## Data excerpts

☆ ☆ ☆ ☆

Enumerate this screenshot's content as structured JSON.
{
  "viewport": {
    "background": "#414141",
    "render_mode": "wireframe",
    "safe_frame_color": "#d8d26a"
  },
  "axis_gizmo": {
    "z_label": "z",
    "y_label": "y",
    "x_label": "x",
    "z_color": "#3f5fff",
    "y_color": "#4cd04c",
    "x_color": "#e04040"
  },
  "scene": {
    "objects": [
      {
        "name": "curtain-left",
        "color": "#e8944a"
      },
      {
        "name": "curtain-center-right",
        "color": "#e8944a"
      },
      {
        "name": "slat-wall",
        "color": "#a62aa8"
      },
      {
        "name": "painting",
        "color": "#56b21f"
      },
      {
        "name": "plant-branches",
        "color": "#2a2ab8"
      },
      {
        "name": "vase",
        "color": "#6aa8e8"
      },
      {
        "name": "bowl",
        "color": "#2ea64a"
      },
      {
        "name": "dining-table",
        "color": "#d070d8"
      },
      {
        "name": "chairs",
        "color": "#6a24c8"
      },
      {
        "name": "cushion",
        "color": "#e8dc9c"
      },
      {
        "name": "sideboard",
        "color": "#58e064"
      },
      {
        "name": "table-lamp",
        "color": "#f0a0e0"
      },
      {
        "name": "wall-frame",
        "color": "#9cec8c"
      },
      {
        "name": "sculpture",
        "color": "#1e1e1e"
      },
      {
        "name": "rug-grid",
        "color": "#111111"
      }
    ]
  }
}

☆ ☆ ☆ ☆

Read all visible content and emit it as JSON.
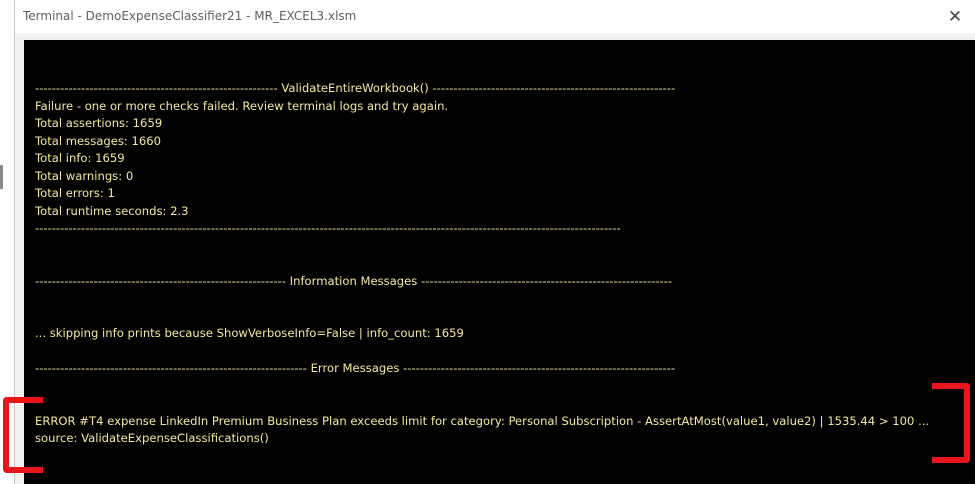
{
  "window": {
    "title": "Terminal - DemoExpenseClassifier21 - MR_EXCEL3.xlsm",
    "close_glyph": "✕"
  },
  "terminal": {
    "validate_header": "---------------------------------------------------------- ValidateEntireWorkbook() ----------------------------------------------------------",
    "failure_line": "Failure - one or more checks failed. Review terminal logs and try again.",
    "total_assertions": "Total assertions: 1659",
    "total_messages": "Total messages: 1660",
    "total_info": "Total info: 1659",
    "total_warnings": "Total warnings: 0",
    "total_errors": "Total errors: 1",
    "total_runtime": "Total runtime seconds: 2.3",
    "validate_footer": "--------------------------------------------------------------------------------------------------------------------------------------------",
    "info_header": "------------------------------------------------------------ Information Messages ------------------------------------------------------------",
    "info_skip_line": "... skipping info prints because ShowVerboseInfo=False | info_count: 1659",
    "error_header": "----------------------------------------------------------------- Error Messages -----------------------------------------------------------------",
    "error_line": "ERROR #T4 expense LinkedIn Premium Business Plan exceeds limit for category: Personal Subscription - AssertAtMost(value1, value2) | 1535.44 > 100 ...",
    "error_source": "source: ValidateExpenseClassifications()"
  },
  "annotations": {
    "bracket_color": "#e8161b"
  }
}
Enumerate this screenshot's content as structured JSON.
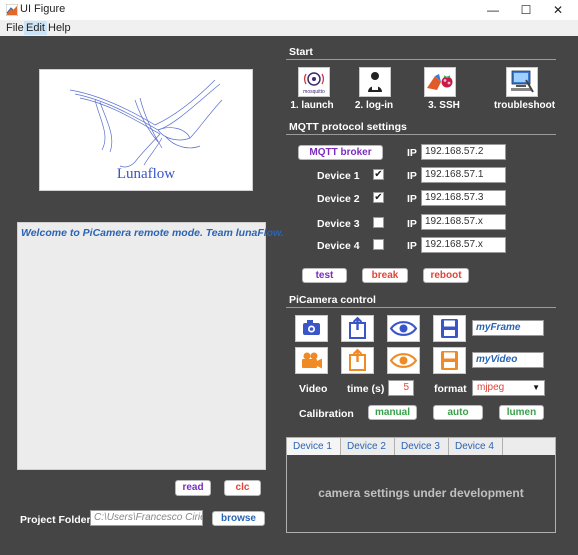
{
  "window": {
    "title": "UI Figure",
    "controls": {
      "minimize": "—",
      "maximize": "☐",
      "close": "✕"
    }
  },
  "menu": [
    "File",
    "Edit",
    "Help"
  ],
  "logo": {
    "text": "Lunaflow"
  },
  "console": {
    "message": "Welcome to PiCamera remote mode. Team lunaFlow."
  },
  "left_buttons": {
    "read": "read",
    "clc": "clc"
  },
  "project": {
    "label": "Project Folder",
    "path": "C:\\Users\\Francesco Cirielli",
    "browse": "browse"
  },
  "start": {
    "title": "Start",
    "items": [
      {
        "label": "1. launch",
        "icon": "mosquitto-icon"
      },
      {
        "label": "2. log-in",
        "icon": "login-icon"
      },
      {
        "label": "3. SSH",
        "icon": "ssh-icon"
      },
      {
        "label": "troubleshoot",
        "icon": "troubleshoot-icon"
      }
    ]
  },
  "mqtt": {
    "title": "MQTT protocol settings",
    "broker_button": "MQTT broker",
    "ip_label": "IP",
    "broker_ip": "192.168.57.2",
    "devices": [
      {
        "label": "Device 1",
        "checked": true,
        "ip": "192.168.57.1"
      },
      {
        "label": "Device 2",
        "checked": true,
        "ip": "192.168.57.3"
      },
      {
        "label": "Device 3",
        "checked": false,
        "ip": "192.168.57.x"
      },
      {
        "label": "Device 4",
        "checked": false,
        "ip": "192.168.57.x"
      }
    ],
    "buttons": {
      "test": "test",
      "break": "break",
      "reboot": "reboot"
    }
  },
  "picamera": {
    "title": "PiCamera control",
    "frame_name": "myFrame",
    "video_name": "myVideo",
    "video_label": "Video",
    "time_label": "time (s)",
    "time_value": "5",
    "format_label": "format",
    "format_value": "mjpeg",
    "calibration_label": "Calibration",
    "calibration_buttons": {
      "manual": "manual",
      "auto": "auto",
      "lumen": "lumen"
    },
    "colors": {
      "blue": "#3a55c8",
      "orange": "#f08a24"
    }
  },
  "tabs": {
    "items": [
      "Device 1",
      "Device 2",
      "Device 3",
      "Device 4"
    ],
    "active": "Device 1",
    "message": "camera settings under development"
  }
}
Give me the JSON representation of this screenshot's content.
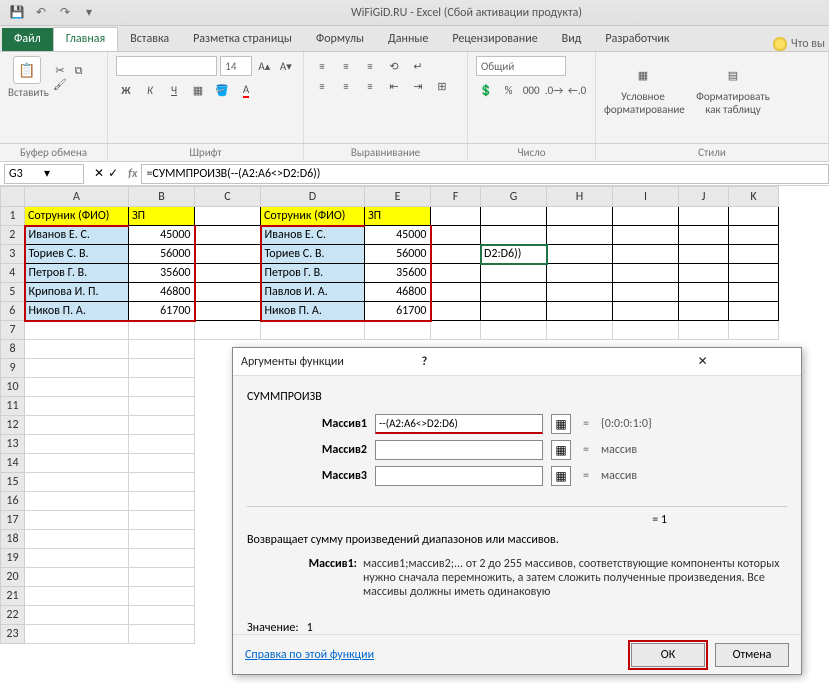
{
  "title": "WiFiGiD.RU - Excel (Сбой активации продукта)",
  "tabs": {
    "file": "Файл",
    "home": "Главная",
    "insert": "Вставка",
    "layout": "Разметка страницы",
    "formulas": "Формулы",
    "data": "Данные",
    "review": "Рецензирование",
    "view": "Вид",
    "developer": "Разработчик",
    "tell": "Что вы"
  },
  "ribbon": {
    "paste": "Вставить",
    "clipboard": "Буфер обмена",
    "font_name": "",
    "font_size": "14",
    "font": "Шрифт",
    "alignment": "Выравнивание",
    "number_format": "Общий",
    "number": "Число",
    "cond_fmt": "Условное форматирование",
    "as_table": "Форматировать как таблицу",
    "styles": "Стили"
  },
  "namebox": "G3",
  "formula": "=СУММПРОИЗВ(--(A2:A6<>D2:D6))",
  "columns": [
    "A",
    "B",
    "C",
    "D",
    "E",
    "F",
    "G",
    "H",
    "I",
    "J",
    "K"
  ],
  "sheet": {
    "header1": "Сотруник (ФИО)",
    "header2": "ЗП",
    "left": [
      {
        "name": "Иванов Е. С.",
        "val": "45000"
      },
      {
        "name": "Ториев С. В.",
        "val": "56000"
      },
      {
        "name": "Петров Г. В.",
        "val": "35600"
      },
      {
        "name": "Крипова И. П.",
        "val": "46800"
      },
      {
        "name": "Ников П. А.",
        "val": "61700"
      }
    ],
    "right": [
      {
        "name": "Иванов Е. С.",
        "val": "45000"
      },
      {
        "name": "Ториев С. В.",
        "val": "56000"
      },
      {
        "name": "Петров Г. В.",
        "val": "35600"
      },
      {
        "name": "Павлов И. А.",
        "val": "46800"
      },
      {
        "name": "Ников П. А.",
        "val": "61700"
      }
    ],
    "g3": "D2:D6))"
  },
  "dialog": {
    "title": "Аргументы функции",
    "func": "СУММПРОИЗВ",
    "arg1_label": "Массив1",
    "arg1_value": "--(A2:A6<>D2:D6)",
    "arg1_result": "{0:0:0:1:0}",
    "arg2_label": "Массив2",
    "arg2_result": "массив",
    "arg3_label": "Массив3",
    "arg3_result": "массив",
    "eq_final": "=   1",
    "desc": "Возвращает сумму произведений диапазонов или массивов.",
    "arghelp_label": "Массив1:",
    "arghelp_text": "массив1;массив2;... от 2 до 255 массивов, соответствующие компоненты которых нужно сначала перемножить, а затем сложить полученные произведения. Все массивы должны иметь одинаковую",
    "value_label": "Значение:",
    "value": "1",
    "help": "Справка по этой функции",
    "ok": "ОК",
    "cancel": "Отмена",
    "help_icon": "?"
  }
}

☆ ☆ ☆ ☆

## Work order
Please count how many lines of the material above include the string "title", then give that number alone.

## Answer to this task
7